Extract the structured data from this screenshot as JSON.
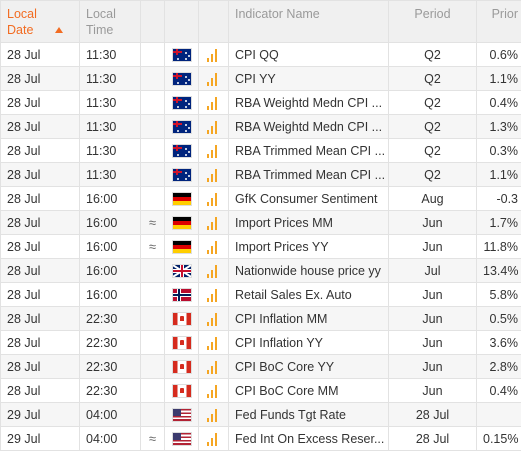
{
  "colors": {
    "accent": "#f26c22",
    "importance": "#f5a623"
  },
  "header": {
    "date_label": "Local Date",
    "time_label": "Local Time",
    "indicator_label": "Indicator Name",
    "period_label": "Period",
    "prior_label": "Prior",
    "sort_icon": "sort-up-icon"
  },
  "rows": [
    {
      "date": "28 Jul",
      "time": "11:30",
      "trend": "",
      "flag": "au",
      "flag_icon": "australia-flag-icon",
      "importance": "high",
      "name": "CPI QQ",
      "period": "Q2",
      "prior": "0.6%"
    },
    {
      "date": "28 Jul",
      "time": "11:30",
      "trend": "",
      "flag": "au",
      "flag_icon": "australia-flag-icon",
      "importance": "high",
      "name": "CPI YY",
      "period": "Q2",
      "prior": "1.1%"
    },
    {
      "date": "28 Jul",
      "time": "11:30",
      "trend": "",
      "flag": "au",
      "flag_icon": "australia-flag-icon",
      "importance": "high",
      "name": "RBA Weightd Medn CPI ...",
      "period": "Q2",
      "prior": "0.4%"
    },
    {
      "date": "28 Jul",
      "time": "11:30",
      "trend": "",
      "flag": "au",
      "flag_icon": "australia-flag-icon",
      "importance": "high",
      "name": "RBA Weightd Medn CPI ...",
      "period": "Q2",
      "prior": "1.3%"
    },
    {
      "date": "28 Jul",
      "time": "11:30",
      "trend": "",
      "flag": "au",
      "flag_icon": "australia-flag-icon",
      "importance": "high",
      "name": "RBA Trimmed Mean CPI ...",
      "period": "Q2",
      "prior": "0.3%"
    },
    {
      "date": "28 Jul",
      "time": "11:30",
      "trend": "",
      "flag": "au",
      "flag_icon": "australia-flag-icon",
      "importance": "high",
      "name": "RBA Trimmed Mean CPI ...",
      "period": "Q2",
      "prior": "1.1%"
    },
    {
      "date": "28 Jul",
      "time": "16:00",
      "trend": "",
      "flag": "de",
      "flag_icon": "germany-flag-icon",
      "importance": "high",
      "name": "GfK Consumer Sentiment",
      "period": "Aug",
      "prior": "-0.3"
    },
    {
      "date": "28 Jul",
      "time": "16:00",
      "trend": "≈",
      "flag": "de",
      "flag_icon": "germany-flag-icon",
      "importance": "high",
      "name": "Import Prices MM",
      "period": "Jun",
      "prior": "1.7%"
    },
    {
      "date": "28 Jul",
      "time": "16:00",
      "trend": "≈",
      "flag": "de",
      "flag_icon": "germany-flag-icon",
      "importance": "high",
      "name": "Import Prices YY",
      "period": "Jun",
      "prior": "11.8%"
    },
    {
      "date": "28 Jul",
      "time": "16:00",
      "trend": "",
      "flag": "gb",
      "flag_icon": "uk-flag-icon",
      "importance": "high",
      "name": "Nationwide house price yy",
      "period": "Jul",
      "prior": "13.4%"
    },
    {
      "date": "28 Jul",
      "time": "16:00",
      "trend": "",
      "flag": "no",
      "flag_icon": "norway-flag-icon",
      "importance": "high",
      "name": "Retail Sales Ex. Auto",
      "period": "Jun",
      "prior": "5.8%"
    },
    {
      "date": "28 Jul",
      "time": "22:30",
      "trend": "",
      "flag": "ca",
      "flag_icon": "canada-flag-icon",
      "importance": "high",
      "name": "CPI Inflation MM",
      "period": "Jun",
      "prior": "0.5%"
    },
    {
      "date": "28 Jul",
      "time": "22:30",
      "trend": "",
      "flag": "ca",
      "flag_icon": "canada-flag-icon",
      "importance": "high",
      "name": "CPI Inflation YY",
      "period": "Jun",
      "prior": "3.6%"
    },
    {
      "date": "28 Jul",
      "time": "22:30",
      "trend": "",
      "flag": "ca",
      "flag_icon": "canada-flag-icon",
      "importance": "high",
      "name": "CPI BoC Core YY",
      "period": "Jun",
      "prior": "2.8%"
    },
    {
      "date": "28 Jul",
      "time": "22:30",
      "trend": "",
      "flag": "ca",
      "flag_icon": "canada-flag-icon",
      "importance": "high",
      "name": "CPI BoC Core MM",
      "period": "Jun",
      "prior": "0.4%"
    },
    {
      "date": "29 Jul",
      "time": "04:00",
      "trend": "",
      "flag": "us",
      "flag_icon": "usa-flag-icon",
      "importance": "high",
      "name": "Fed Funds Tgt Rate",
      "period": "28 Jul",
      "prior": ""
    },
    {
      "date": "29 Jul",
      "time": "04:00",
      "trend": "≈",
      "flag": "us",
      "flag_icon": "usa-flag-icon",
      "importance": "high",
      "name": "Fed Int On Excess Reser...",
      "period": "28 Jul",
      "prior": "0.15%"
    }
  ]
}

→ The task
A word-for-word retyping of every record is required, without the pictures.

→ Response box
Extract the structured data from this screenshot as JSON.
{
  "colors": {
    "accent": "#f26c22",
    "importance": "#f5a623"
  },
  "header": {
    "date_label": "Local Date",
    "time_label": "Local Time",
    "indicator_label": "Indicator Name",
    "period_label": "Period",
    "prior_label": "Prior",
    "sort_icon": "sort-up-icon"
  },
  "rows": [
    {
      "date": "28 Jul",
      "time": "11:30",
      "trend": "",
      "flag": "au",
      "flag_icon": "australia-flag-icon",
      "importance": "high",
      "name": "CPI QQ",
      "period": "Q2",
      "prior": "0.6%"
    },
    {
      "date": "28 Jul",
      "time": "11:30",
      "trend": "",
      "flag": "au",
      "flag_icon": "australia-flag-icon",
      "importance": "high",
      "name": "CPI YY",
      "period": "Q2",
      "prior": "1.1%"
    },
    {
      "date": "28 Jul",
      "time": "11:30",
      "trend": "",
      "flag": "au",
      "flag_icon": "australia-flag-icon",
      "importance": "high",
      "name": "RBA Weightd Medn CPI ...",
      "period": "Q2",
      "prior": "0.4%"
    },
    {
      "date": "28 Jul",
      "time": "11:30",
      "trend": "",
      "flag": "au",
      "flag_icon": "australia-flag-icon",
      "importance": "high",
      "name": "RBA Weightd Medn CPI ...",
      "period": "Q2",
      "prior": "1.3%"
    },
    {
      "date": "28 Jul",
      "time": "11:30",
      "trend": "",
      "flag": "au",
      "flag_icon": "australia-flag-icon",
      "importance": "high",
      "name": "RBA Trimmed Mean CPI ...",
      "period": "Q2",
      "prior": "0.3%"
    },
    {
      "date": "28 Jul",
      "time": "11:30",
      "trend": "",
      "flag": "au",
      "flag_icon": "australia-flag-icon",
      "importance": "high",
      "name": "RBA Trimmed Mean CPI ...",
      "period": "Q2",
      "prior": "1.1%"
    },
    {
      "date": "28 Jul",
      "time": "16:00",
      "trend": "",
      "flag": "de",
      "flag_icon": "germany-flag-icon",
      "importance": "high",
      "name": "GfK Consumer Sentiment",
      "period": "Aug",
      "prior": "-0.3"
    },
    {
      "date": "28 Jul",
      "time": "16:00",
      "trend": "≈",
      "flag": "de",
      "flag_icon": "germany-flag-icon",
      "importance": "high",
      "name": "Import Prices MM",
      "period": "Jun",
      "prior": "1.7%"
    },
    {
      "date": "28 Jul",
      "time": "16:00",
      "trend": "≈",
      "flag": "de",
      "flag_icon": "germany-flag-icon",
      "importance": "high",
      "name": "Import Prices YY",
      "period": "Jun",
      "prior": "11.8%"
    },
    {
      "date": "28 Jul",
      "time": "16:00",
      "trend": "",
      "flag": "gb",
      "flag_icon": "uk-flag-icon",
      "importance": "high",
      "name": "Nationwide house price yy",
      "period": "Jul",
      "prior": "13.4%"
    },
    {
      "date": "28 Jul",
      "time": "16:00",
      "trend": "",
      "flag": "no",
      "flag_icon": "norway-flag-icon",
      "importance": "high",
      "name": "Retail Sales Ex. Auto",
      "period": "Jun",
      "prior": "5.8%"
    },
    {
      "date": "28 Jul",
      "time": "22:30",
      "trend": "",
      "flag": "ca",
      "flag_icon": "canada-flag-icon",
      "importance": "high",
      "name": "CPI Inflation MM",
      "period": "Jun",
      "prior": "0.5%"
    },
    {
      "date": "28 Jul",
      "time": "22:30",
      "trend": "",
      "flag": "ca",
      "flag_icon": "canada-flag-icon",
      "importance": "high",
      "name": "CPI Inflation YY",
      "period": "Jun",
      "prior": "3.6%"
    },
    {
      "date": "28 Jul",
      "time": "22:30",
      "trend": "",
      "flag": "ca",
      "flag_icon": "canada-flag-icon",
      "importance": "high",
      "name": "CPI BoC Core YY",
      "period": "Jun",
      "prior": "2.8%"
    },
    {
      "date": "28 Jul",
      "time": "22:30",
      "trend": "",
      "flag": "ca",
      "flag_icon": "canada-flag-icon",
      "importance": "high",
      "name": "CPI BoC Core MM",
      "period": "Jun",
      "prior": "0.4%"
    },
    {
      "date": "29 Jul",
      "time": "04:00",
      "trend": "",
      "flag": "us",
      "flag_icon": "usa-flag-icon",
      "importance": "high",
      "name": "Fed Funds Tgt Rate",
      "period": "28 Jul",
      "prior": ""
    },
    {
      "date": "29 Jul",
      "time": "04:00",
      "trend": "≈",
      "flag": "us",
      "flag_icon": "usa-flag-icon",
      "importance": "high",
      "name": "Fed Int On Excess Reser...",
      "period": "28 Jul",
      "prior": "0.15%"
    }
  ]
}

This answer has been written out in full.